Yes and that is not­ed but all I am say­ing that just their is fun­gus doesn’t mean that that was the direct cause of the infec­tion. It like have a wound infect­ed just because a lot of untreat­ed wounds can be infect doesn’t mean that is what cause the wound. All the sci­ence jour­nal prove so far is cor­re­la­tion. But as sci­en­tist or researcher do note that “cor­re­la­tion doesn’t equate to cau­sa­tion”. okay if I need to quote a med­ical jour­nal so be it. “. to AEDS and in what pro­por­tion they share aller­gens remains to be clar­i­fied.” And from… Read more »

Do note I am not say­ing fun­gus can­not cause it (it can) but I know a whole lot of oth­er more com­mon caus­es of sud­den flare up eczema. Luck­i­ly I haven’t got­ten eczema on the scalp.

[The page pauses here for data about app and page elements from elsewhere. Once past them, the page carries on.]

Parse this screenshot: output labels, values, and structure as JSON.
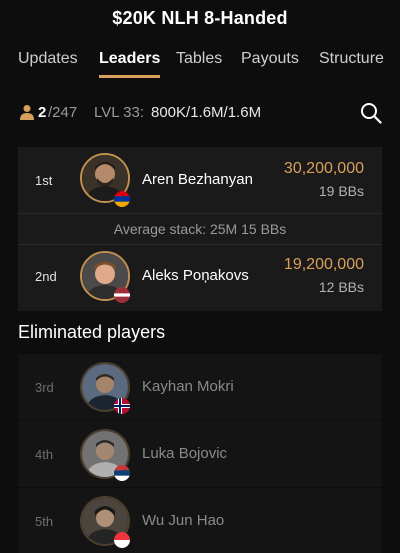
{
  "header": {
    "title": "$20K NLH 8-Handed"
  },
  "tabs": [
    {
      "label": "Updates",
      "active": false
    },
    {
      "label": "Leaders",
      "active": true
    },
    {
      "label": "Tables",
      "active": false
    },
    {
      "label": "Payouts",
      "active": false
    },
    {
      "label": "Structure",
      "active": false
    }
  ],
  "info": {
    "players_remaining": "2",
    "players_total": "/247",
    "level_label": "LVL 33:",
    "level_blinds": "800K/1.6M/1.6M"
  },
  "leaders": [
    {
      "rank": "1st",
      "name": "Aren Bezhanyan",
      "chips": "30,200,000",
      "bbs": "19 BBs",
      "flag": "armenia"
    },
    {
      "rank": "2nd",
      "name": "Aleks Poņakovs",
      "chips": "19,200,000",
      "bbs": "12 BBs",
      "flag": "latvia"
    }
  ],
  "average_stack": "Average stack: 25M 15 BBs",
  "eliminated": {
    "title": "Eliminated players",
    "players": [
      {
        "rank": "3rd",
        "name": "Kayhan Mokri",
        "flag": "norway"
      },
      {
        "rank": "4th",
        "name": "Luka Bojovic",
        "flag": "serbia"
      },
      {
        "rank": "5th",
        "name": "Wu Jun Hao",
        "flag": "singapore"
      }
    ]
  },
  "colors": {
    "accent": "#d9a05b",
    "background": "#0d0d0d",
    "card": "#1a1a1a"
  },
  "icons": [
    "person-icon",
    "search-icon"
  ]
}
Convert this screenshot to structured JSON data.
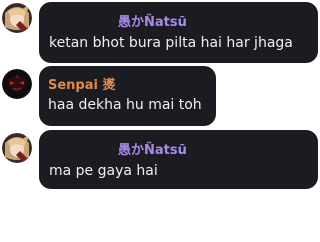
{
  "messages": [
    {
      "author": "愚かÑatsū",
      "text": "ketan bhot bura pilta hai har jhaga",
      "avatar": "anime-girl-avatar"
    },
    {
      "author": "Senpai 㸂",
      "text": "haa dekha hu mai toh",
      "avatar": "dark-red-mask-avatar"
    },
    {
      "author": "愚かÑatsū",
      "text": "ma pe gaya hai",
      "avatar": "anime-girl-avatar"
    }
  ],
  "colors": {
    "bubble": "#1b1b22",
    "author_purple": "#a98be8",
    "author_orange": "#e08a4a",
    "text": "#f0f0f2"
  }
}
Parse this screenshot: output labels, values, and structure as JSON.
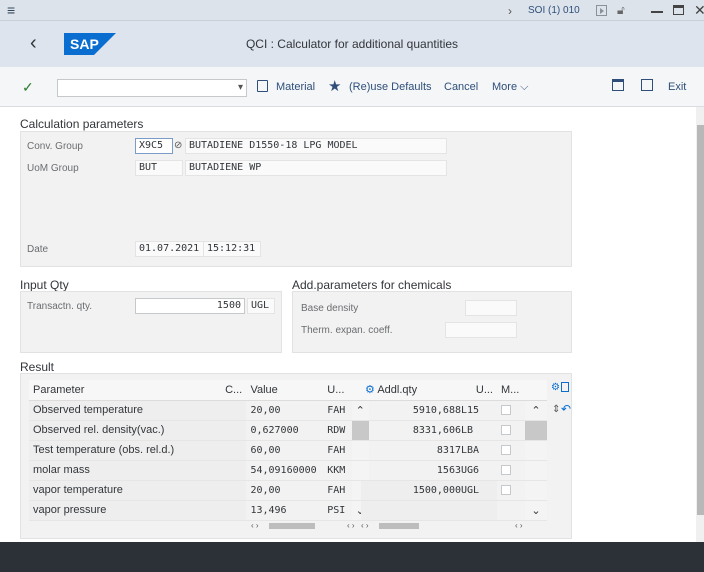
{
  "topbar": {
    "session": "SOI (1) 010"
  },
  "titlebar": {
    "logo": "SAP",
    "title": "QCI : Calculator for additional quantities"
  },
  "toolbar": {
    "material_label": "Material",
    "reuse_label": "(Re)use Defaults",
    "cancel_label": "Cancel",
    "more_label": "More",
    "exit_label": "Exit",
    "command_value": ""
  },
  "calc": {
    "heading": "Calculation parameters",
    "conv_group_label": "Conv. Group",
    "conv_group_value": "X9C5",
    "conv_group_desc": "BUTADIENE D1550-18 LPG MODEL",
    "uom_group_label": "UoM Group",
    "uom_group_value": "BUT",
    "uom_group_desc": "BUTADIENE WP",
    "date_label": "Date",
    "date_value": "01.07.2021",
    "time_value": "15:12:31"
  },
  "input": {
    "heading": "Input Qty",
    "qty_label": "Transactn. qty.",
    "qty_value": "1500",
    "qty_unit": "UGL"
  },
  "chem": {
    "heading": "Add.parameters for chemicals",
    "base_density_label": "Base density",
    "therm_label": "Therm. expan. coeff."
  },
  "result": {
    "heading": "Result",
    "headers": {
      "parameter": "Parameter",
      "c": "C...",
      "value": "Value",
      "u": "U...",
      "addl": "Addl.qty",
      "u2": "U...",
      "m": "M..."
    },
    "rows": [
      {
        "param": "Observed temperature",
        "value": "20,00",
        "unit": "FAH"
      },
      {
        "param": "Observed rel. density(vac.)",
        "value": "0,627000",
        "unit": "RDW"
      },
      {
        "param": "Test temperature (obs. rel.d.)",
        "value": "60,00",
        "unit": "FAH"
      },
      {
        "param": "molar mass",
        "value": "54,09160000",
        "unit": "KKM"
      },
      {
        "param": "vapor temperature",
        "value": "20,00",
        "unit": "FAH"
      },
      {
        "param": "vapor pressure",
        "value": "13,496",
        "unit": "PSI"
      }
    ],
    "addl": [
      {
        "qty": "5910,688",
        "unit": "L15"
      },
      {
        "qty": "8331,606",
        "unit": "LB"
      },
      {
        "qty": "8317",
        "unit": "LBA"
      },
      {
        "qty": "1563",
        "unit": "UG6"
      },
      {
        "qty": "1500,000",
        "unit": "UGL"
      }
    ]
  },
  "colors": {
    "accent": "#0a6ed1",
    "sap_blue": "#0a6ed1",
    "footer": "#2b3137"
  }
}
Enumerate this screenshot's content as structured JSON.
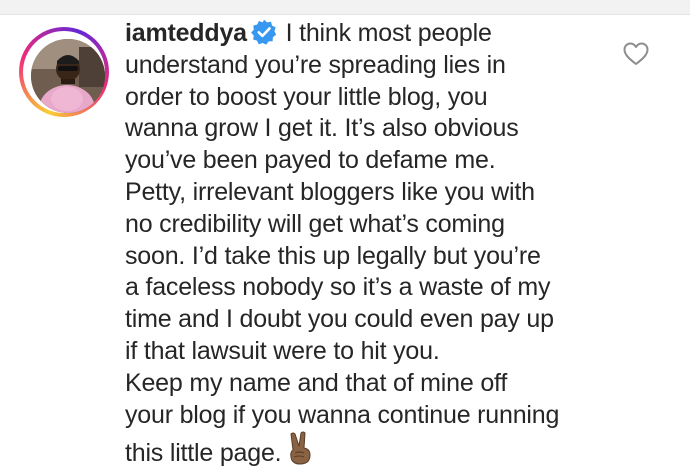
{
  "comment": {
    "username": "iamteddya",
    "verified": true,
    "lines": [
      "I think most people",
      "understand you’re spreading lies in",
      "order to boost your little blog, you",
      "wanna grow I get it. It’s also obvious",
      "you’ve been payed to defame me.",
      "Petty, irrelevant bloggers like you with",
      "no credibility will get what’s coming",
      "soon. I’d take this up legally but you’re",
      "a faceless nobody so it’s a waste of my",
      "time and I doubt you could even pay up",
      "if that lawsuit were to hit you.",
      "Keep my name and that of mine off",
      "your blog if you wanna continue running",
      "this little page."
    ],
    "emoji": "victory-hand-emoji",
    "like_icon": "heart-outline-icon",
    "avatar_icon": "user-avatar",
    "colors": {
      "verified": "#3897f0",
      "text": "#262626",
      "icon": "#8e8e8e"
    }
  }
}
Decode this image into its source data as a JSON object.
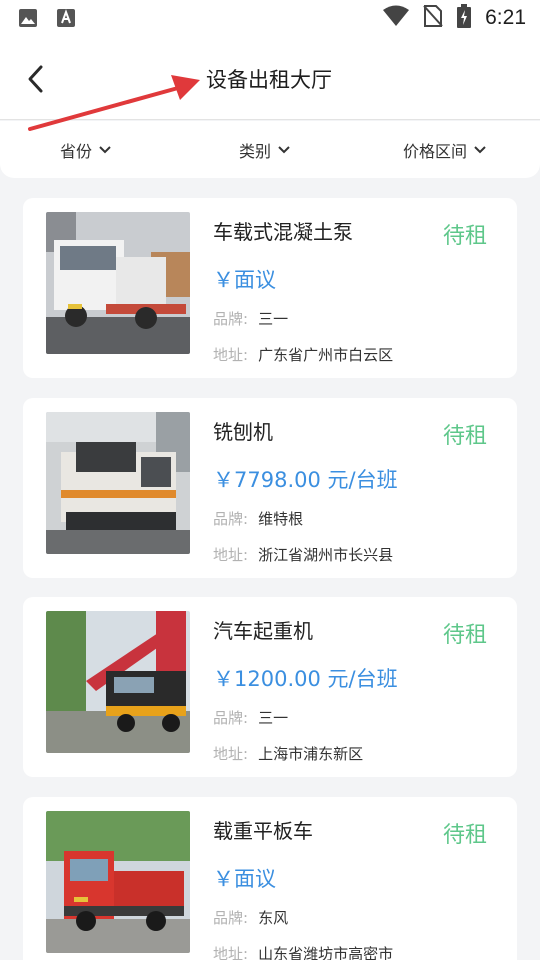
{
  "header": {
    "title": "设备出租大厅"
  },
  "status_bar": {
    "time": "6:21"
  },
  "filters": [
    {
      "label": "省份"
    },
    {
      "label": "类别"
    },
    {
      "label": "价格区间"
    }
  ],
  "labels": {
    "brand": "品牌:",
    "address": "地址:"
  },
  "listings": [
    {
      "name": "车载式混凝土泵",
      "status": "待租",
      "price": "￥面议",
      "brand": "三一",
      "address": "广东省广州市白云区"
    },
    {
      "name": "铣刨机",
      "status": "待租",
      "price": "￥7798.00 元/台班",
      "brand": "维特根",
      "address": "浙江省湖州市长兴县"
    },
    {
      "name": "汽车起重机",
      "status": "待租",
      "price": "￥1200.00 元/台班",
      "brand": "三一",
      "address": "上海市浦东新区"
    },
    {
      "name": "载重平板车",
      "status": "待租",
      "price": "￥面议",
      "brand": "东风",
      "address": "山东省潍坊市高密市"
    }
  ],
  "colors": {
    "status": "#5ec78a",
    "price": "#3b8fe0",
    "annotation_arrow": "#e0393b"
  }
}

Well lack of water could con­tribute to eczema but allow to skin to get dry is more the cul­prit. Also cer­tain irri­tants also can result in eczema. But here a kick­er appar­ent­ly eczema can so bad to cause weep­ing eczema. Which results in a whole dif­fer­ent approach to to eczema and can spread to health skin if the weep­ing (water secre­tions) starts to spread. But eczema is not only flack­ing it can be pumps or a rash so it not so easy to nar­row out based off of flak­ing skin. But flak­ing is an good indi­ca­tor that it had or… Read more »